HOUSTON — “This should be an offensive series,” Dusty Baker said Thursday at Minute Maid Park, so apparently the Houston manager counts mind-reading among his considerable talents.
After all, could anything be more offensive, more nightmarish, to the Yankees and their fans than an Astros-Red Sox AL Championship Series? Winner advances to its third World Series since the Yankees last won it all in 2009?
Both clubs embroiled in sign-stealing scandals, both right back atop the industry?
Yes, as news broke that the Yankees had begun their offseason in earnest by dismissing three coaches, two of their top rivals prepared to face off in what should be a fun semifinal featuring personalities galore and, just as Dusty stated, the bats in the spotlight. Friday night’s Game 1 will pit Houston’s Framber Valdez against Boston’s Chris Sale, the latter a controversial choice (over former Yankee Nathan Eovaldi) given the recovering ace’s recent struggles.
Nevertheless, a debate like Sale versus Eovaldi won’t connect with the casual TV viewer as will the reality that these two teams will face off in an October setting for the first time since the world learned of their past transgressions.
The 2017 Astros swiped opponents’ signs illegally en route to winning the championship, which included an ALCS win over the Yankees. Their bench coach Alex Cora, viewed as a mastermind of the team’s trash-can-banging scheme, left to manage the 2018 Red Sox, who were found guilty of lesser sign-stealing violations en route to their title, which included an AL Division Series win over the Yankees.

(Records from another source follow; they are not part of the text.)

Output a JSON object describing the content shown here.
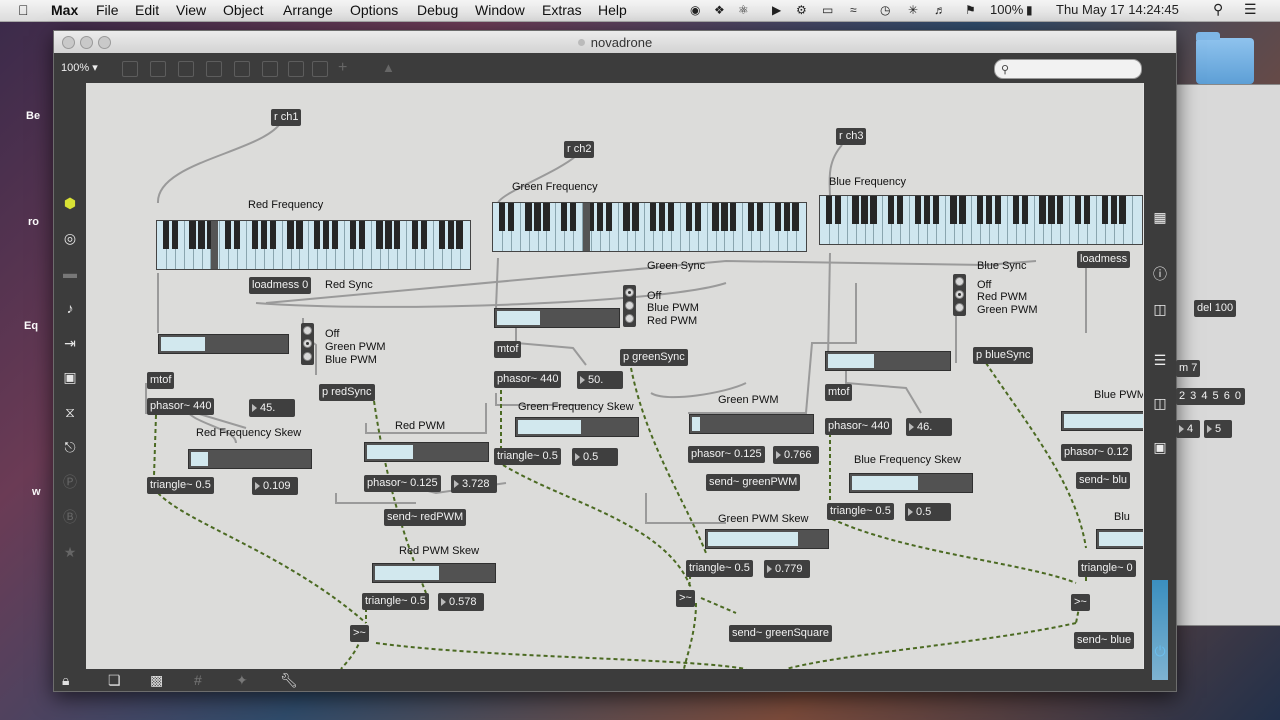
{
  "menubar": {
    "app": "Max",
    "items": [
      "File",
      "Edit",
      "View",
      "Object",
      "Arrange",
      "Options",
      "Debug",
      "Window",
      "Extras",
      "Help"
    ],
    "battery": "100%",
    "clock": "Thu May 17  14:24:45"
  },
  "window": {
    "title": "novadrone",
    "zoom": "100%"
  },
  "side_labels": [
    "Be",
    "ro",
    "Eq",
    "w"
  ],
  "patch": {
    "receives": {
      "ch1": "r ch1",
      "ch2": "r ch2",
      "ch3": "r ch3"
    },
    "comments": {
      "red_freq": "Red Frequency",
      "green_freq": "Green Frequency",
      "blue_freq": "Blue Frequency",
      "red_sync": "Red Sync",
      "green_sync": "Green Sync",
      "blue_sync": "Blue Sync",
      "red_freq_skew": "Red Frequency Skew",
      "green_freq_skew": "Green Frequency Skew",
      "blue_freq_skew": "Blue Frequency Skew",
      "red_pwm": "Red PWM",
      "green_pwm": "Green PWM",
      "blue_pwm": "Blue PWM",
      "red_pwm_skew": "Red PWM Skew",
      "green_pwm_skew": "Green PWM Skew",
      "blue_partial": "Blu"
    },
    "radio_red": [
      "Off",
      "Green PWM",
      "Blue PWM"
    ],
    "radio_green": [
      "Off",
      "Blue PWM",
      "Red PWM"
    ],
    "radio_blue": [
      "Off",
      "Red PWM",
      "Green PWM"
    ],
    "objects": {
      "loadmess0": "loadmess 0",
      "loadmess_right": "loadmess",
      "del": "del 100",
      "m7": "m 7",
      "digits": "2 3 4 5 6 0",
      "mtof_r": "mtof",
      "mtof_g": "mtof",
      "mtof_b": "mtof",
      "phasor_r": "phasor~ 440",
      "phasor_g": "phasor~ 440",
      "phasor_b": "phasor~ 440",
      "tri_r": "triangle~ 0.5",
      "tri_g": "triangle~ 0.5",
      "tri_b": "triangle~ 0.5",
      "p_red": "p redSync",
      "p_green": "p greenSync",
      "p_blue": "p blueSync",
      "phasor_rp": "phasor~ 0.125",
      "phasor_gp": "phasor~ 0.125",
      "phasor_bp": "phasor~ 0.12",
      "send_rpwm": "send~ redPWM",
      "send_gpwm": "send~ greenPWM",
      "send_bpwm": "send~ blu",
      "tri_rp": "triangle~ 0.5",
      "tri_gp": "triangle~ 0.5",
      "tri_bp": "triangle~ 0",
      "cmp_r": ">~",
      "cmp_g": ">~",
      "cmp_b": ">~",
      "send_gsq": "send~ greenSquare",
      "send_bsq": "send~ blue"
    },
    "numbers": {
      "n45": "45.",
      "n109": "0.109",
      "n50": "50.",
      "n05a": "0.5",
      "n46": "46.",
      "n05b": "0.5",
      "n3728": "3.728",
      "n766": "0.766",
      "n578": "0.578",
      "n779": "0.779",
      "n4": "4",
      "n5": "5"
    }
  },
  "slider_levels": {
    "s_r1": 0.35,
    "s_r2": 0.14,
    "s_rp": 0.39,
    "s_rps": 0.54,
    "s_g1": 0.36,
    "s_g2": 0.53,
    "s_gp": 0.07,
    "s_gps": 0.76,
    "s_b1": 0.38,
    "s_b2": 0.56
  }
}
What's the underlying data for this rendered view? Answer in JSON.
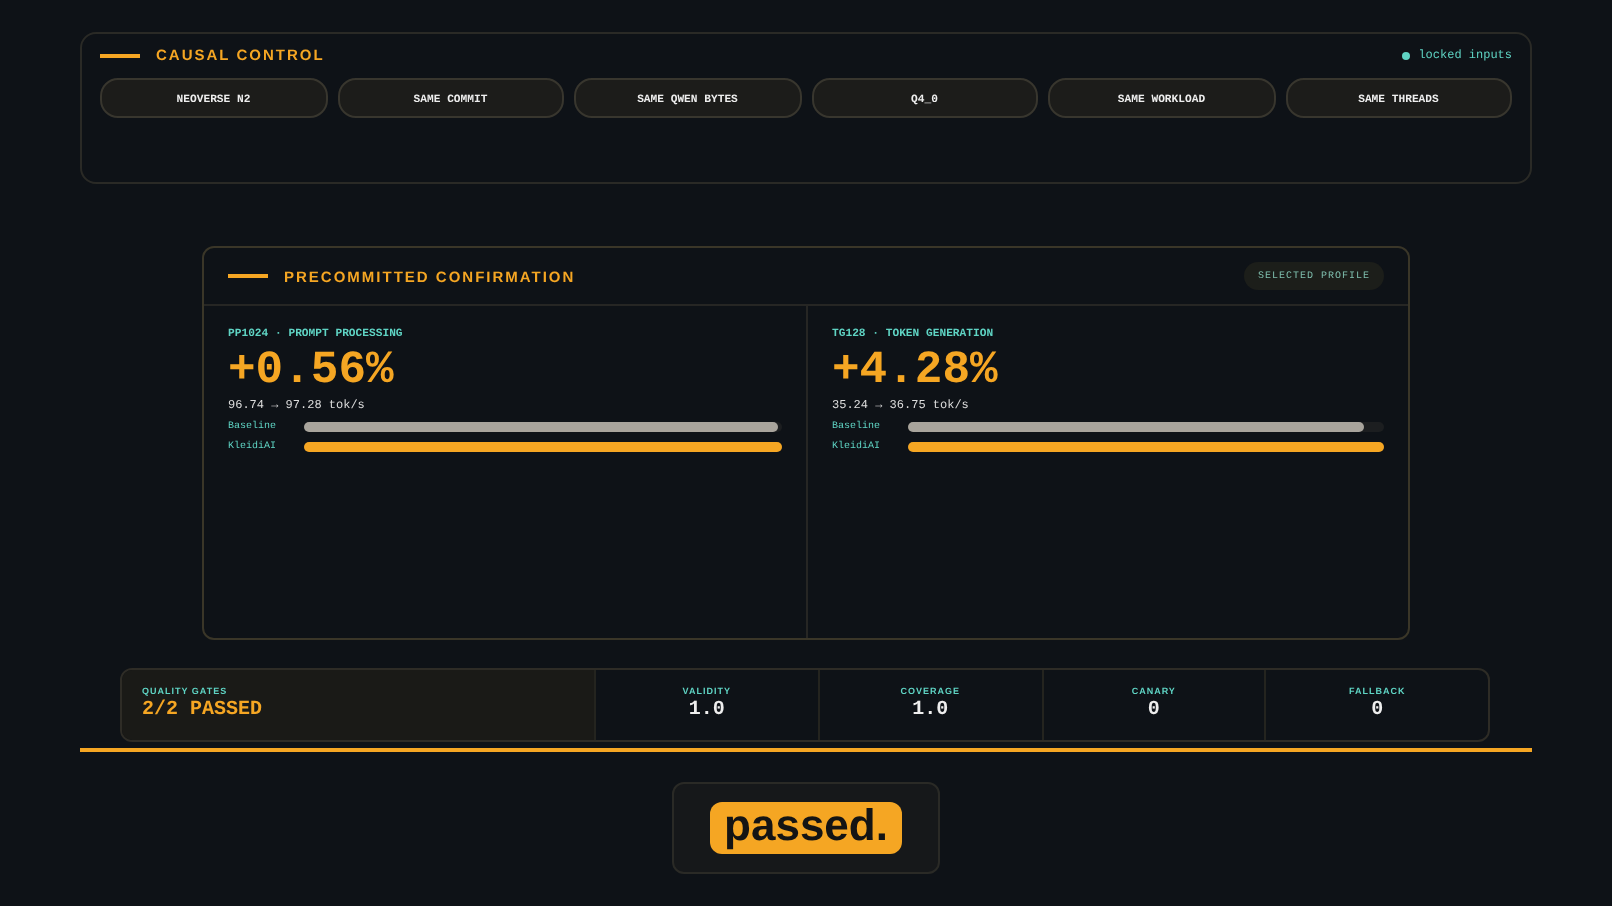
{
  "causal_control": {
    "title": "CAUSAL CONTROL",
    "status": "locked inputs",
    "chips": [
      "NEOVERSE N2",
      "SAME COMMIT",
      "SAME QWEN BYTES",
      "Q4_0",
      "SAME WORKLOAD",
      "SAME THREADS"
    ]
  },
  "confirmation": {
    "title": "PRECOMMITTED CONFIRMATION",
    "badge": "SELECTED PROFILE",
    "metrics": [
      {
        "label": "PP1024 · PROMPT PROCESSING",
        "delta": "+0.56%",
        "throughput": "96.74 → 97.28 tok/s",
        "bars": [
          {
            "name": "Baseline",
            "kind": "baseline",
            "level": 0.99
          },
          {
            "name": "KleidiAI",
            "kind": "kleidiai",
            "level": 1.0
          }
        ]
      },
      {
        "label": "TG128 · TOKEN GENERATION",
        "delta": "+4.28%",
        "throughput": "35.24 → 36.75 tok/s",
        "bars": [
          {
            "name": "Baseline",
            "kind": "baseline",
            "level": 0.96
          },
          {
            "name": "KleidiAI",
            "kind": "kleidiai",
            "level": 1.0
          }
        ]
      }
    ]
  },
  "quality_gates": {
    "label": "QUALITY GATES",
    "summary": "2/2 PASSED",
    "gates": [
      {
        "name": "VALIDITY",
        "value": "1.0"
      },
      {
        "name": "COVERAGE",
        "value": "1.0"
      },
      {
        "name": "CANARY",
        "value": "0"
      },
      {
        "name": "FALLBACK",
        "value": "0"
      }
    ]
  },
  "verdict": "passed."
}
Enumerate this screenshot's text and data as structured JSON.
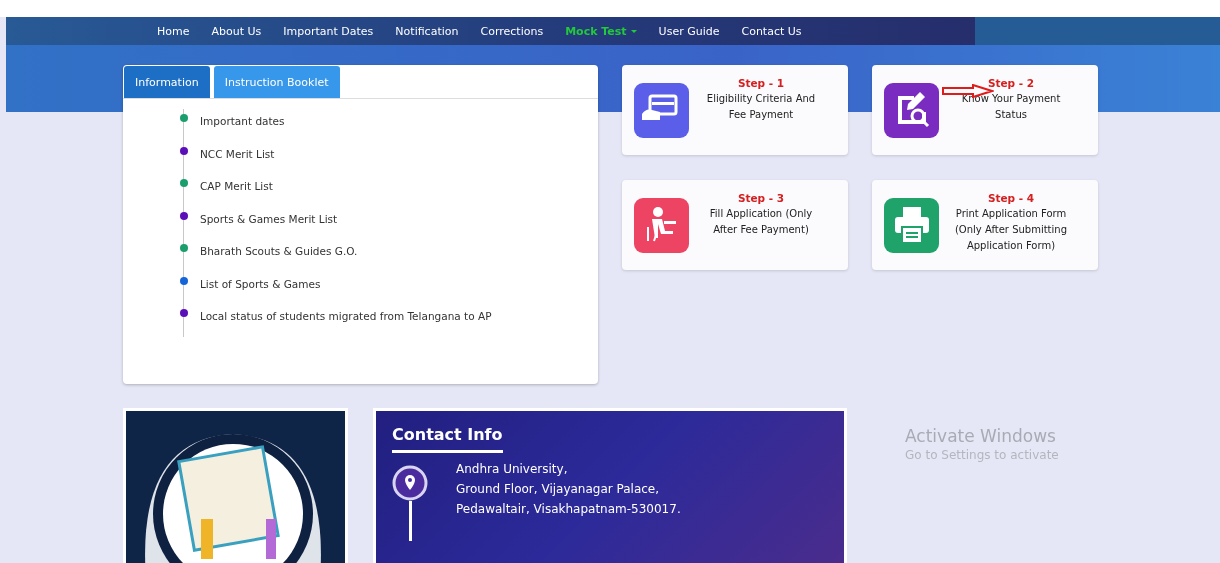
{
  "nav": {
    "items": [
      {
        "label": "Home",
        "selected": false,
        "dropdown": false
      },
      {
        "label": "About Us",
        "selected": false,
        "dropdown": false
      },
      {
        "label": "Important Dates",
        "selected": false,
        "dropdown": false
      },
      {
        "label": "Notification",
        "selected": false,
        "dropdown": false
      },
      {
        "label": "Corrections",
        "selected": false,
        "dropdown": false
      },
      {
        "label": "Mock Test",
        "selected": true,
        "dropdown": true
      },
      {
        "label": "User Guide",
        "selected": false,
        "dropdown": false
      },
      {
        "label": "Contact Us",
        "selected": false,
        "dropdown": false
      }
    ]
  },
  "info_panel": {
    "tabs": [
      {
        "label": "Information",
        "selected": true
      },
      {
        "label": "Instruction Booklet",
        "selected": false
      }
    ],
    "items": [
      {
        "label": "Important dates",
        "color": "#1a9e6e"
      },
      {
        "label": "NCC Merit List",
        "color": "#5b0fb8"
      },
      {
        "label": "CAP Merit List",
        "color": "#1a9e6e"
      },
      {
        "label": "Sports & Games Merit List",
        "color": "#5b0fb8"
      },
      {
        "label": "Bharath Scouts & Guides G.O.",
        "color": "#1a9e6e"
      },
      {
        "label": "List of Sports & Games",
        "color": "#1565d8"
      },
      {
        "label": "Local status of students migrated from Telangana to AP",
        "color": "#5b0fb8"
      }
    ]
  },
  "steps": [
    {
      "kind": "card",
      "step": "Step - 1",
      "text": "Eligibility Criteria And Fee Payment",
      "color": "#5a5ee8",
      "annotated": false
    },
    {
      "kind": "search",
      "step": "Step - 2",
      "text": "Know Your Payment Status",
      "color": "#7a2bc0",
      "annotated": true
    },
    {
      "kind": "person",
      "step": "Step - 3",
      "text": "Fill Application (Only After Fee Payment)",
      "color": "#ee4463",
      "annotated": false
    },
    {
      "kind": "printer",
      "step": "Step - 4",
      "text": "Print Application Form (Only After Submitting Application Form)",
      "color": "#1fa36a",
      "annotated": false
    }
  ],
  "contact": {
    "title": "Contact Info",
    "address": [
      "Andhra University,",
      "Ground Floor, Vijayanagar Palace,",
      "Pedawaltair, Visakhapatnam-530017."
    ]
  },
  "os_notice": {
    "title": "Activate Windows",
    "text": "Go to Settings to activate"
  }
}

Cora is back leading the Bosox after serving a yearlong suspension in 2020. The Astros still feature the same infield from their ’17 squad. If they’re not all back and better than ever, they’re certainly back while the Yankees know they’ll miss the Fall Classic for a 12th straight season.
“I’m enjoying this … I think honestly as a team, we are clicking at the right time, and as a group, we’re clicking at the right time,” Cora said. “It doesn’t matter how you get here. It’s just a matter of what you do from here on, and we’re prepared for it.”
“After what these guys went through, you are always cognizant of the mental and spiritual condition of the club,” said Baker, who replaced the suspended and fired A.J. Hinch last year. “But this is an extremely strong, close-knit group of guys, and they lean on each other for support.”
The Astros worked out Thursday not announcing whether they’d have Lance McCullers Jr., who left his AL Division Series Game 4 start with right forearm tightness. In a brief press scrum talking through the team’s thinking on McCullers, general manager James Click said, “You don’t get to the ALCS very often. I realize I said that, we’re here for the fifth time in a row, but these opportunities are rare.”
Yes, the Astros keep winning through the dismissals of both Hinch and president of baseball operations Jeff Luhnow as well as the departures of big names like Gerrit Cole (to the Yankees) and George Springer (to the Blue Jays).
The Red Sox, meanwhile, followed their 2018 success by missing the playoffs in 2019 and finishing in the AL East cellar last year. And even just a few weeks ago, when they suffered a three-game Fenway Park sweep at the Yankees’ hands and lost two of three to Baltimore, they hardly looked like championship material. Yet here they are after ousting the Yankees in the AL wild-card game and the division-winning Rays in the ALDS.
“I think it’s just baseball, honestly,” Boston designated hitter-outfielder J.D. Martinez said. “For some reason, I don’t know, every time it comes down to the wire, the last game, [the Bosox] always find a way to step up. I mean, you know, we got swept early on in the year by Baltimore. Then we turn around and sweep Tampa, so it’s just ball. You never know.”
Maybe that’s the silver lining here for the Yankees? It is just ball. You never know. They keep reaching the postseason, as they have nine times since ’09, they’ll win them eventually, no?
Hope you don’t find that sentiment offensive. You’re suffering enough as it is.